But as to the payment applications, acceptance infrastructure, payments partners and, of course, the all-important business case the telcos will pursue, it’s still open to speculation.
The conjecture is that the telcos would work with a company that has broad relationships with merchants. Some have mentioned large third-party processor First Data, which has shown interest in facilitating NFC and contactless-mobile payments for service providers and claims to have relationships of some form or another with merchants representing as many as 70% of the 7 million U.S. merchant locations now accepting conventional cards.
And perhaps the telcos and Discover Financial Services would cut some type of deal that would put Discover’s Zip application on the contactless devices.
Zip already rides piggyback on contactless terminals at 70,000 U.S. merchant locations that also accept–contactless cards–accepted that is, on those occasions consumers use contactless cards. When they do, the cards sport either Visa payWave, PayPass from MasterCard or ExpressPay from American Express. Zip’s share, according to Discover, represents about 80% of the total contactless merchant locations in the U.S.
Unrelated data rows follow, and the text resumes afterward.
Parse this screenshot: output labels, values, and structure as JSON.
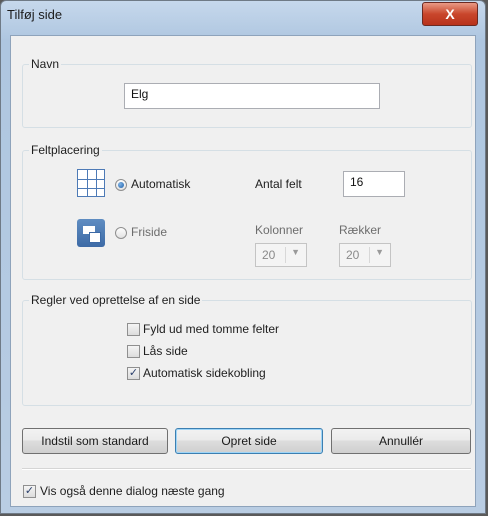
{
  "window": {
    "title": "Tilføj side",
    "close_glyph": "X"
  },
  "name_group": {
    "label": "Navn",
    "value": "Elg"
  },
  "placement_group": {
    "label": "Feltplacering",
    "automatic_label": "Automatisk",
    "automatic_checked": true,
    "free_label": "Friside",
    "free_checked": false,
    "field_count_label": "Antal felt",
    "field_count_value": "16",
    "columns_label": "Kolonner",
    "columns_value": "20",
    "rows_label": "Rækker",
    "rows_value": "20",
    "automatic_icon": "grid-icon",
    "free_icon": "free-layout-icon"
  },
  "rules_group": {
    "label": "Regler ved oprettelse af en side",
    "items": [
      {
        "label": "Fyld ud med tomme felter",
        "checked": false
      },
      {
        "label": "Lås side",
        "checked": false
      },
      {
        "label": "Automatisk sidekobling",
        "checked": true
      }
    ]
  },
  "buttons": {
    "set_default": "Indstil som standard",
    "create": "Opret side",
    "cancel": "Annullér"
  },
  "footer": {
    "show_again_label": "Vis også denne dialog næste gang",
    "show_again_checked": true
  },
  "check_glyph": "✓",
  "dropdown_glyph": "▼"
}
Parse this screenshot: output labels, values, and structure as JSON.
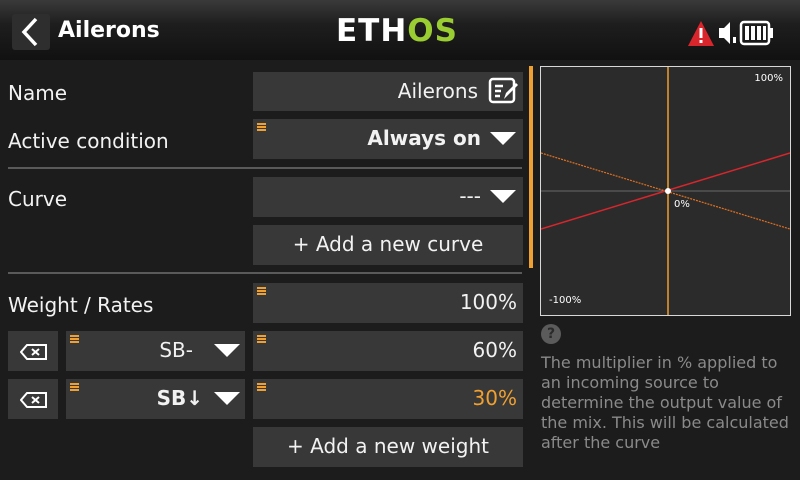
{
  "header": {
    "title": "Ailerons",
    "logo_main": "ETH",
    "logo_accent": "OS",
    "icons": [
      "back-arrow-icon",
      "warning-icon",
      "speaker-muted-icon",
      "battery-icon"
    ]
  },
  "form": {
    "name": {
      "label": "Name",
      "value": "Ailerons"
    },
    "active_condition": {
      "label": "Active condition",
      "value": "Always on"
    },
    "curve": {
      "label": "Curve",
      "value": "---",
      "add_button": "+ Add a new curve"
    },
    "weight": {
      "label": "Weight / Rates",
      "value": "100%",
      "rates": [
        {
          "switch": "SB-",
          "value": "60%",
          "active": false
        },
        {
          "switch": "SB↓",
          "value": "30%",
          "active": true
        }
      ],
      "add_button": "+ Add a new weight"
    }
  },
  "graph": {
    "top_label": "100%",
    "center_label": "0%",
    "bottom_label": "-100%"
  },
  "help": {
    "icon": "?",
    "text": "The multiplier in % applied to an incoming source to determine the output value of the mix. This will be calculated after the curve"
  },
  "colors": {
    "accent": "#f0a030",
    "logo_accent": "#9acd32",
    "line_red": "#d8262c"
  }
}
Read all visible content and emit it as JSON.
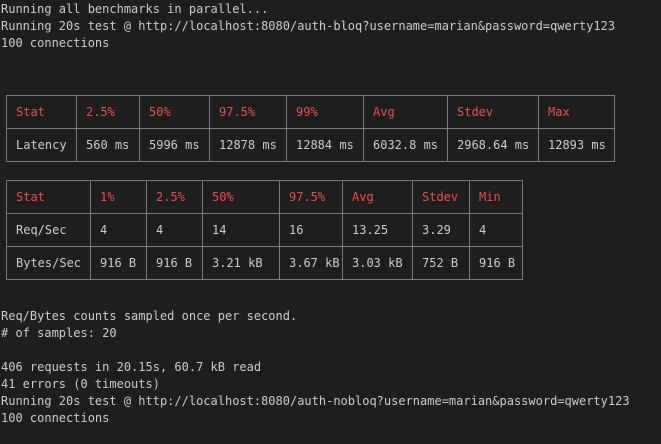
{
  "terminal": {
    "lines_top": [
      "Running all benchmarks in parallel...",
      "Running 20s test @ http://localhost:8080/auth-bloq?username=marian&password=qwerty123",
      "100 connections"
    ],
    "latency_table": {
      "header": [
        "Stat",
        "2.5%",
        "50%",
        "97.5%",
        "99%",
        "Avg",
        "Stdev",
        "Max"
      ],
      "rows": [
        [
          "Latency",
          "560 ms",
          "5996 ms",
          "12878 ms",
          "12884 ms",
          "6032.8 ms",
          "2968.64 ms",
          "12893 ms"
        ]
      ]
    },
    "throughput_table": {
      "header": [
        "Stat",
        "1%",
        "2.5%",
        "50%",
        "97.5%",
        "Avg",
        "Stdev",
        "Min"
      ],
      "rows": [
        [
          "Req/Sec",
          "4",
          "4",
          "14",
          "16",
          "13.25",
          "3.29",
          "4"
        ],
        [
          "Bytes/Sec",
          "916 B",
          "916 B",
          "3.21 kB",
          "3.67 kB",
          "3.03 kB",
          "752 B",
          "916 B"
        ]
      ]
    },
    "lines_bottom": [
      "Req/Bytes counts sampled once per second.",
      "# of samples: 20",
      "",
      "406 requests in 20.15s, 60.7 kB read",
      "41 errors (0 timeouts)",
      "Running 20s test @ http://localhost:8080/auth-nobloq?username=marian&password=qwerty123",
      "100 connections"
    ],
    "colors": {
      "background": "#1e1e1e",
      "text": "#cccccc",
      "header_text": "#f14c4c",
      "table_border": "#7a7a7a"
    }
  }
}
But unlike the other brands, there are no Zip contactless cards in circulation. Discover has given off strong signals that when it comes to contactless, it is holding Zip out for mobile payment, including putting it on passive stickers consumers can attach to their phones.
But surely passive stickers are not all that Discover has in mind for Zip. It couldn’t even brand the stickers it rolled out or could only brand them very discreetly–that is, if it heeds the results of its survey of 700 employees participating in a Zip-sticker trial the card scheme launched last April.
In that survey, staffers said they liked to tap with the stickers to pay–but more than two-thirds also said they would want to hide the stickers–and, therefore, the company’s brand name. During the trial, many concealed the stickers underneath the casings of their phones or battery covers, lest onlookers discover they were using their phones as payment devices.
Might the Discover brand show up one day on mobile phone screens connected to Zip applications stored on contactless microSD cards or NFC phones and rolled out by one or more of the operators?
There’s nothing yet to connect Discover with the telcos’ rumored m-payments plans. And Discover, in fact, may be looking to stickers precisely to avoid working with mobile operators while they wait for NFC phones more generally to hit the market.
Still, Zip is unlikely to make much of a splash if issued only in sticker form. First Data’s own Go-Tag passive sticker
has so far fizzled in the market since launching with three retail chains.
So Zip is an option for the telcos, which may not want to deal directly with powerful payment schemes, Visa and MasterCard. Those schemes may not be waiting to find out what the telcos do. Visa Inc. announced Feb. 15 it plans to introduce a contactless microSD card made by U.S.-based DeviceFidelity carrying its payWave application. It will begin trials with banks but no operators, in the second quarter. But Visa said it would be more than happy if carriers distribute the contactless microSDs for its bank issuers.
In any case, whatever the telcos decide to do with their mobile-payment initiative, it would not be necessary for them to agree on the same contactless payment application. The word is they are building a platform, not a single payment service: Suffice it to say, a joint promotion of mobile payment between Verizon and AT&T is definitely not in the cards.
Dan Balaban is editor of NFC Times.